Work instruction: Whenever the string "title" appears in a line below, please copy the line out.

Material supplied:
##############################

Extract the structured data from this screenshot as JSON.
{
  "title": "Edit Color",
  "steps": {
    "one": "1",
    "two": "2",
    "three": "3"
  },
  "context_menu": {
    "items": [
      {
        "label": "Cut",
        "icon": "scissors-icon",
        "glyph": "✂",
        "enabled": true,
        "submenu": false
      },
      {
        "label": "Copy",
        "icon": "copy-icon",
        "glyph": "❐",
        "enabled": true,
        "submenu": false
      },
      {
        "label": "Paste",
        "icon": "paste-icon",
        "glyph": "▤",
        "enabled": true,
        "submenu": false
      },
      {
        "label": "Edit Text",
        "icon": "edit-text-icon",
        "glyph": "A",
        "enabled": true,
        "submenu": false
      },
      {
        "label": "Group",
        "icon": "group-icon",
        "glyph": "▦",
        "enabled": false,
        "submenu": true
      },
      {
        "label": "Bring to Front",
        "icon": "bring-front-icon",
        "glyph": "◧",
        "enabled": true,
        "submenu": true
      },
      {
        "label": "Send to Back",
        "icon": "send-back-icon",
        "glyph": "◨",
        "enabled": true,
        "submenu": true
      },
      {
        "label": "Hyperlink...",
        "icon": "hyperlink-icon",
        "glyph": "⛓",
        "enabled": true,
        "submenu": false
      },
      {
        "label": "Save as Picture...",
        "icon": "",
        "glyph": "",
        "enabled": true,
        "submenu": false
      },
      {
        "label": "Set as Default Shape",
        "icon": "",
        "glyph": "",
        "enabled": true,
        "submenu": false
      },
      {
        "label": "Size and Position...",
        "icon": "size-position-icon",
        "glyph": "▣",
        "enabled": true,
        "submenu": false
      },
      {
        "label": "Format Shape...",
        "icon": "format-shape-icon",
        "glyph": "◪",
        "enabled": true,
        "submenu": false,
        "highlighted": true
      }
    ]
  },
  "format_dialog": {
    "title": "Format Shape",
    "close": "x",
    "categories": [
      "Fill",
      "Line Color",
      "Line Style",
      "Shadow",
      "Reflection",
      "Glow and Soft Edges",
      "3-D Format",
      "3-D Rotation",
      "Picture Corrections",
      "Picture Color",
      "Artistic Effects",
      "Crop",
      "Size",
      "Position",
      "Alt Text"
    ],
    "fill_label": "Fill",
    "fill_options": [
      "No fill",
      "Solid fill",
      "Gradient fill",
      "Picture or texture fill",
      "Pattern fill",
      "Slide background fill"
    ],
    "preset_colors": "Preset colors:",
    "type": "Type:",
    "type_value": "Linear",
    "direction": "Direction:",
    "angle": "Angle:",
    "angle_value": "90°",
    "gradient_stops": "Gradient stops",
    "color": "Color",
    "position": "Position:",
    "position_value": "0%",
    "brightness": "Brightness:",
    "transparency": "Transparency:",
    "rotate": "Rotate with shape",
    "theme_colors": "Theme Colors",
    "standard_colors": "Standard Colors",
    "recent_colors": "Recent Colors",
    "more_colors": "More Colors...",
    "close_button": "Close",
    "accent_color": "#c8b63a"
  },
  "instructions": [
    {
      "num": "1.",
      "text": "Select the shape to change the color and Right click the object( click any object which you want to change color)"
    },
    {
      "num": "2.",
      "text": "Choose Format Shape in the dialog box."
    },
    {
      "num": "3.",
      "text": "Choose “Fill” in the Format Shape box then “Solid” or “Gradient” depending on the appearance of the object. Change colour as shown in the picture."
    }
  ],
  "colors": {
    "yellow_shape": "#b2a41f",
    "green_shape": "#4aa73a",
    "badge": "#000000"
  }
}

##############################

Reply:
  "title": "Edit Color",
    "title": "Format Shape",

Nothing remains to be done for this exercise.